If expired drugs weren’t potentially harmful, he reasons, the FDA wouldn’t require expiration dates. He says he wasn’t aware of the FDA retesting and extending of drugs for the military. Some see a political agenda lurking in the issue. “This is an anti-pharmaceutical-industry, anti-U.S.-motivated attack,” contends Glenna Crooks, a former Reagan administration health-policy adviser who is a consultant to several drug companies. “Are we destroying drugs that could be used? Yes,” she says. To the suspicion that companies donate short-dated drugs to get tax deductions and save disposal costs, the companies respond that they also can get deductions for destroying drugs. But the deductions aren’t as large. Civilian Effort Some U.S. pharmaceutical companies and aid organizations, regarding the WHO guidelines as too restrictive, banded together in 1997 to work with WHO on revising them. Their Partnership for Quality Medical Donations eventually endorsed the guidelines after WHO changed them last year to allow for occasional exceptions to its one-year rule.

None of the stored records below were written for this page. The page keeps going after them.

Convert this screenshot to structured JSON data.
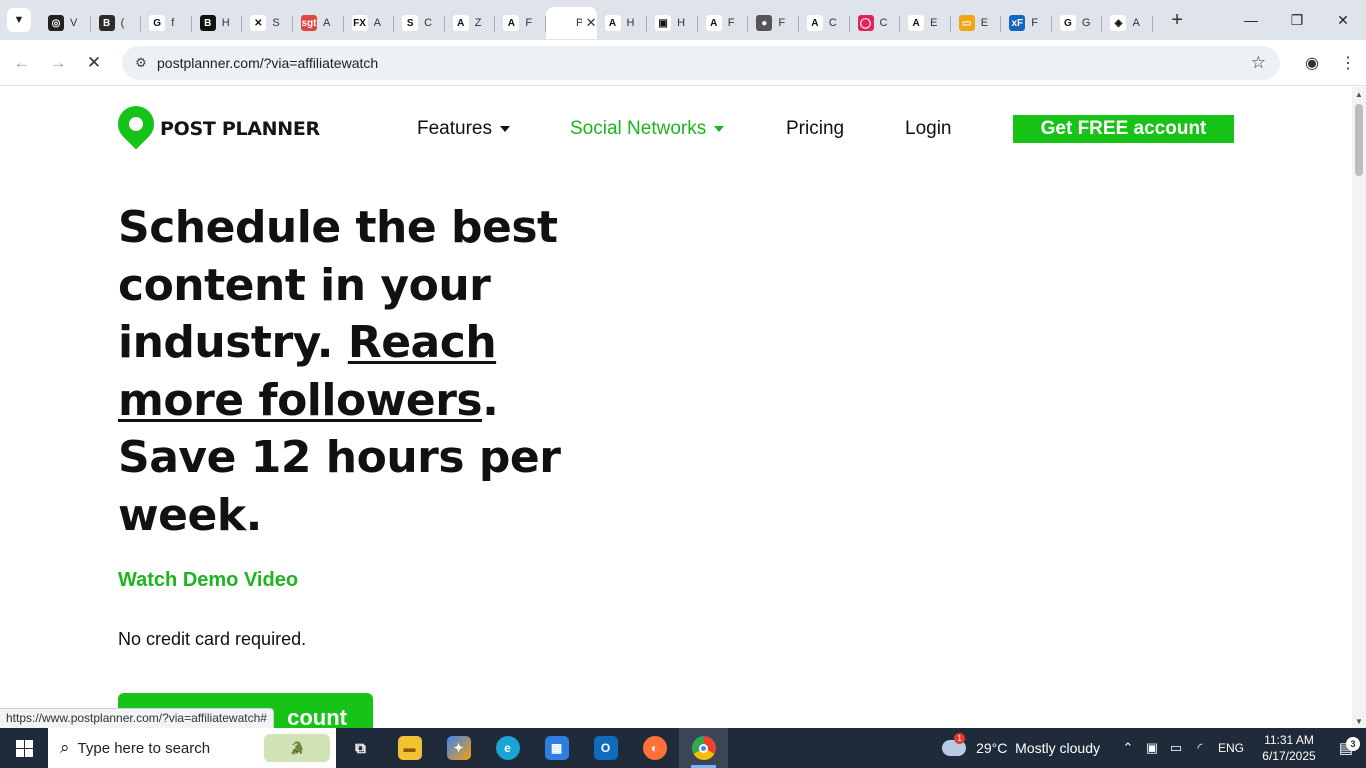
{
  "browser": {
    "tabs": [
      {
        "icon": "openai-icon",
        "fav_color": "#222222",
        "fav_text": "◎",
        "title": "V"
      },
      {
        "icon": "bing-b-icon",
        "fav_color": "#2b2b2b",
        "fav_text": "B",
        "title": "("
      },
      {
        "icon": "google-icon",
        "fav_color": "#ffffff",
        "fav_text": "G",
        "title": "f"
      },
      {
        "icon": "business-icon",
        "fav_color": "#111111",
        "fav_text": "B",
        "title": "H"
      },
      {
        "icon": "x-arrow-icon",
        "fav_color": "#ffffff",
        "fav_text": "✕",
        "title": "S"
      },
      {
        "icon": "sgt-icon",
        "fav_color": "#e0483e",
        "fav_text": "sgt",
        "title": "A"
      },
      {
        "icon": "simplefx-icon",
        "fav_color": "#ffffff",
        "fav_text": "FX",
        "title": "A"
      },
      {
        "icon": "s-leaf-icon",
        "fav_color": "#ffffff",
        "fav_text": "S",
        "title": "C"
      },
      {
        "icon": "a-icon",
        "fav_color": "#ffffff",
        "fav_text": "A",
        "title": "Z"
      },
      {
        "icon": "a-icon",
        "fav_color": "#ffffff",
        "fav_text": "A",
        "title": "F"
      },
      {
        "icon": "postplanner-icon",
        "fav_color": "#ffffff",
        "fav_text": "",
        "title": "P",
        "active": true
      },
      {
        "icon": "a-icon",
        "fav_color": "#ffffff",
        "fav_text": "A",
        "title": "H"
      },
      {
        "icon": "image-icon",
        "fav_color": "#ffffff",
        "fav_text": "▣",
        "title": "H"
      },
      {
        "icon": "a-icon",
        "fav_color": "#ffffff",
        "fav_text": "A",
        "title": "F"
      },
      {
        "icon": "profile-photo-icon",
        "fav_color": "#555555",
        "fav_text": "●",
        "title": "F"
      },
      {
        "icon": "a-icon",
        "fav_color": "#ffffff",
        "fav_text": "A",
        "title": "C"
      },
      {
        "icon": "record-icon",
        "fav_color": "#e0245e",
        "fav_text": "◯",
        "title": "C"
      },
      {
        "icon": "a-icon",
        "fav_color": "#ffffff",
        "fav_text": "A",
        "title": "E"
      },
      {
        "icon": "tv-icon",
        "fav_color": "#f2a516",
        "fav_text": "▭",
        "title": "E"
      },
      {
        "icon": "xf-icon",
        "fav_color": "#1565c0",
        "fav_text": "xF",
        "title": "F"
      },
      {
        "icon": "google-icon",
        "fav_color": "#ffffff",
        "fav_text": "G",
        "title": "G"
      },
      {
        "icon": "tool-icon",
        "fav_color": "#ffffff",
        "fav_text": "◈",
        "title": "A"
      }
    ],
    "url": "postplanner.com/?via=affiliatewatch",
    "status_url": "https://www.postplanner.com/?via=affiliatewatch#"
  },
  "page": {
    "logo_text": "POST PLANNER",
    "nav": {
      "features": "Features",
      "social_networks": "Social Networks",
      "pricing": "Pricing",
      "login": "Login"
    },
    "cta_top": "Get FREE account",
    "hero": {
      "line_a": "Schedule the best content in your industry. ",
      "link": "Reach more followers",
      "line_b": ". Save 12 hours per week."
    },
    "demo_link": "Watch Demo Video",
    "no_cc": "No credit card required.",
    "cta_bottom": "count"
  },
  "taskbar": {
    "search_placeholder": "Type here to search",
    "weather_temp": "29°C",
    "weather_text": "Mostly cloudy",
    "weather_badge": "1",
    "lang": "ENG",
    "time": "11:31 AM",
    "date": "6/17/2025",
    "notification_count": "3"
  },
  "colors": {
    "brand_green": "#17c317",
    "link_green": "#1db41d",
    "taskbar_bg": "#1f2b3a"
  }
}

The FDA’s Shelf Life Extension Program for the military has been used once on drugs for a civilian relief effort. With medicine critically scarce in Russia after the Soviet system collapsed, the FDA tested expired batches of an intravenous solution for dehydration called Lactated Ringers, extending its shelf life before it was sent abroad by Project Hope. Jack Bode, an official of the Millwood, Va.,-based relief group, says that in the current environment, the shipping of expired drugs, even those whose dates had been extended by the FDA, “wouldn’t happen again.” Yet Mr. Bode, who has spent the past eight years working with refugees in Somalia, Rwanda and elsewhere, has this observation: “Has anyone been harmed by expired drugs? Maybe. But I can definitively tell you that a lot of people died because they didn’t get expired drugs.”